Description of the task: Repeat the following entries verbatim, apart from the pictures.

Material shown:
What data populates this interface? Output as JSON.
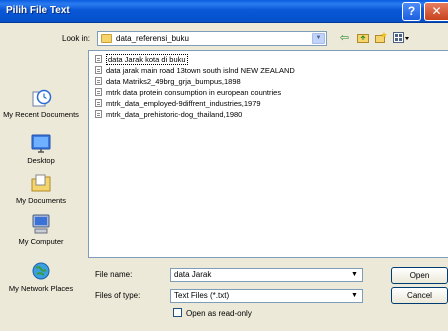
{
  "window": {
    "title": "Pilih File Text"
  },
  "look_in": {
    "label": "Look in:",
    "value": "data_referensi_buku"
  },
  "places": [
    {
      "label": "My Recent Documents",
      "icon": "recent-documents-icon"
    },
    {
      "label": "Desktop",
      "icon": "desktop-icon"
    },
    {
      "label": "My Documents",
      "icon": "my-documents-icon"
    },
    {
      "label": "My Computer",
      "icon": "my-computer-icon"
    },
    {
      "label": "My Network Places",
      "icon": "network-places-icon"
    }
  ],
  "files": [
    "data Jarak kota di buku",
    "data jarak main road 13town south islnd NEW ZEALAND",
    "data Matriks2_49brg_grja_bumpus,1898",
    "mtrk data protein consumption in european countries",
    "mtrk_data_employed-9diffrent_industries,1979",
    "mtrk_data_prehistoric-dog_thailand,1980"
  ],
  "form": {
    "file_name_label": "File name:",
    "file_name_value": "data Jarak",
    "file_type_label": "Files of type:",
    "file_type_value": "Text Files (*.txt)",
    "read_only_label": "Open as read-only",
    "open_label": "Open",
    "cancel_label": "Cancel"
  }
}
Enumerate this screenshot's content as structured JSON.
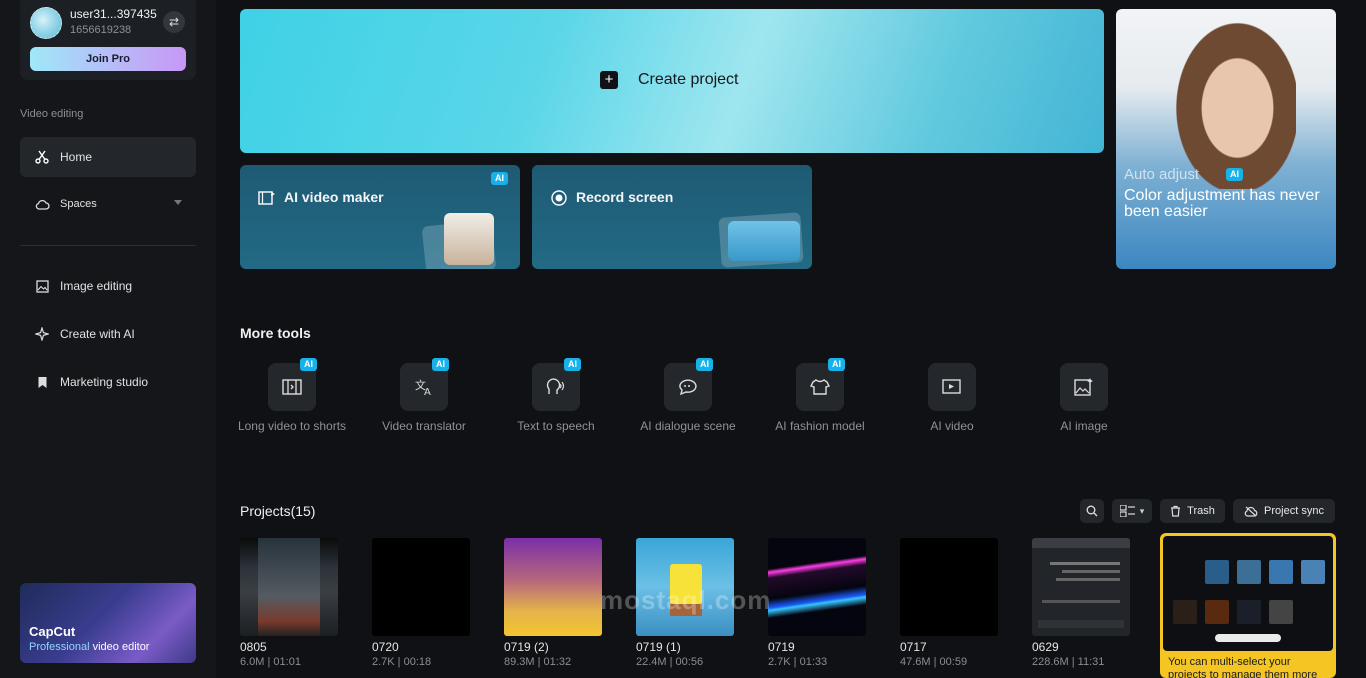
{
  "user": {
    "name": "user31...397435",
    "id": "1656619238",
    "join_label": "Join Pro"
  },
  "sidebar": {
    "section": "Video editing",
    "items": [
      {
        "label": "Home",
        "icon": "scissors-icon"
      },
      {
        "label": "Spaces",
        "icon": "cloud-icon"
      },
      {
        "label": "Image editing",
        "icon": "image-icon"
      },
      {
        "label": "Create with AI",
        "icon": "sparkle-icon"
      },
      {
        "label": "Marketing studio",
        "icon": "bookmark-icon"
      }
    ],
    "promo": {
      "title": "CapCut",
      "sub_a": "Professional",
      "sub_b": " video editor"
    }
  },
  "create": {
    "label": "Create project"
  },
  "cards": {
    "ai_video_maker": "AI video maker",
    "record_screen": "Record screen",
    "ai_badge": "AI"
  },
  "ad": {
    "line1": "Auto adjust",
    "line2": "Color adjustment has never been easier",
    "badge": "AI"
  },
  "more_tools": {
    "title": "More tools",
    "items": [
      {
        "label": "Long video to shorts",
        "ai": "AI"
      },
      {
        "label": "Video translator",
        "ai": "AI"
      },
      {
        "label": "Text to speech",
        "ai": "AI"
      },
      {
        "label": "AI dialogue scene",
        "ai": "AI"
      },
      {
        "label": "AI fashion model",
        "ai": "AI"
      },
      {
        "label": "AI video"
      },
      {
        "label": "AI image"
      }
    ]
  },
  "projects": {
    "title": "Projects(15)",
    "trash_label": "Trash",
    "sync_label": "Project sync",
    "items": [
      {
        "name": "0805",
        "meta": "6.0M | 01:01"
      },
      {
        "name": "0720",
        "meta": "2.7K | 00:18"
      },
      {
        "name": "0719 (2)",
        "meta": "89.3M | 01:32"
      },
      {
        "name": "0719 (1)",
        "meta": "22.4M | 00:56"
      },
      {
        "name": "0719",
        "meta": "2.7K | 01:33"
      },
      {
        "name": "0717",
        "meta": "47.6M | 00:59"
      },
      {
        "name": "0629",
        "meta": "228.6M | 11:31"
      }
    ],
    "tip": "You can multi-select your projects to manage them more"
  },
  "watermark": "mostaql.com",
  "colors": {
    "accent": "#17b2ea",
    "create_card": "#4fd3e7",
    "tip_bg": "#f5c623"
  }
}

Solution:
What data populates this interface? Output as JSON.
{
  "window": {
    "title": "Pilih File Text"
  },
  "look_in": {
    "label": "Look in:",
    "value": "data_referensi_buku"
  },
  "places": [
    {
      "label": "My Recent Documents",
      "icon": "recent-documents-icon"
    },
    {
      "label": "Desktop",
      "icon": "desktop-icon"
    },
    {
      "label": "My Documents",
      "icon": "my-documents-icon"
    },
    {
      "label": "My Computer",
      "icon": "my-computer-icon"
    },
    {
      "label": "My Network Places",
      "icon": "network-places-icon"
    }
  ],
  "files": [
    "data Jarak kota di buku",
    "data jarak main road 13town south islnd NEW ZEALAND",
    "data Matriks2_49brg_grja_bumpus,1898",
    "mtrk data protein consumption in european countries",
    "mtrk_data_employed-9diffrent_industries,1979",
    "mtrk_data_prehistoric-dog_thailand,1980"
  ],
  "form": {
    "file_name_label": "File name:",
    "file_name_value": "data Jarak",
    "file_type_label": "Files of type:",
    "file_type_value": "Text Files (*.txt)",
    "read_only_label": "Open as read-only",
    "open_label": "Open",
    "cancel_label": "Cancel"
  }
}
Enumerate this screenshot's content as structured JSON.
{
  "user": {
    "name": "user31...397435",
    "id": "1656619238",
    "join_label": "Join Pro"
  },
  "sidebar": {
    "section": "Video editing",
    "items": [
      {
        "label": "Home",
        "icon": "scissors-icon"
      },
      {
        "label": "Spaces",
        "icon": "cloud-icon"
      },
      {
        "label": "Image editing",
        "icon": "image-icon"
      },
      {
        "label": "Create with AI",
        "icon": "sparkle-icon"
      },
      {
        "label": "Marketing studio",
        "icon": "bookmark-icon"
      }
    ],
    "promo": {
      "title": "CapCut",
      "sub_a": "Professional",
      "sub_b": " video editor"
    }
  },
  "create": {
    "label": "Create project"
  },
  "cards": {
    "ai_video_maker": "AI video maker",
    "record_screen": "Record screen",
    "ai_badge": "AI"
  },
  "ad": {
    "line1": "Auto adjust",
    "line2": "Color adjustment has never been easier",
    "badge": "AI"
  },
  "more_tools": {
    "title": "More tools",
    "items": [
      {
        "label": "Long video to shorts",
        "ai": "AI"
      },
      {
        "label": "Video translator",
        "ai": "AI"
      },
      {
        "label": "Text to speech",
        "ai": "AI"
      },
      {
        "label": "AI dialogue scene",
        "ai": "AI"
      },
      {
        "label": "AI fashion model",
        "ai": "AI"
      },
      {
        "label": "AI video"
      },
      {
        "label": "AI image"
      }
    ]
  },
  "projects": {
    "title": "Projects(15)",
    "trash_label": "Trash",
    "sync_label": "Project sync",
    "items": [
      {
        "name": "0805",
        "meta": "6.0M | 01:01"
      },
      {
        "name": "0720",
        "meta": "2.7K | 00:18"
      },
      {
        "name": "0719 (2)",
        "meta": "89.3M | 01:32"
      },
      {
        "name": "0719 (1)",
        "meta": "22.4M | 00:56"
      },
      {
        "name": "0719",
        "meta": "2.7K | 01:33"
      },
      {
        "name": "0717",
        "meta": "47.6M | 00:59"
      },
      {
        "name": "0629",
        "meta": "228.6M | 11:31"
      }
    ],
    "tip": "You can multi-select your projects to manage them more"
  },
  "watermark": "mostaql.com",
  "colors": {
    "accent": "#17b2ea",
    "create_card": "#4fd3e7",
    "tip_bg": "#f5c623"
  }
}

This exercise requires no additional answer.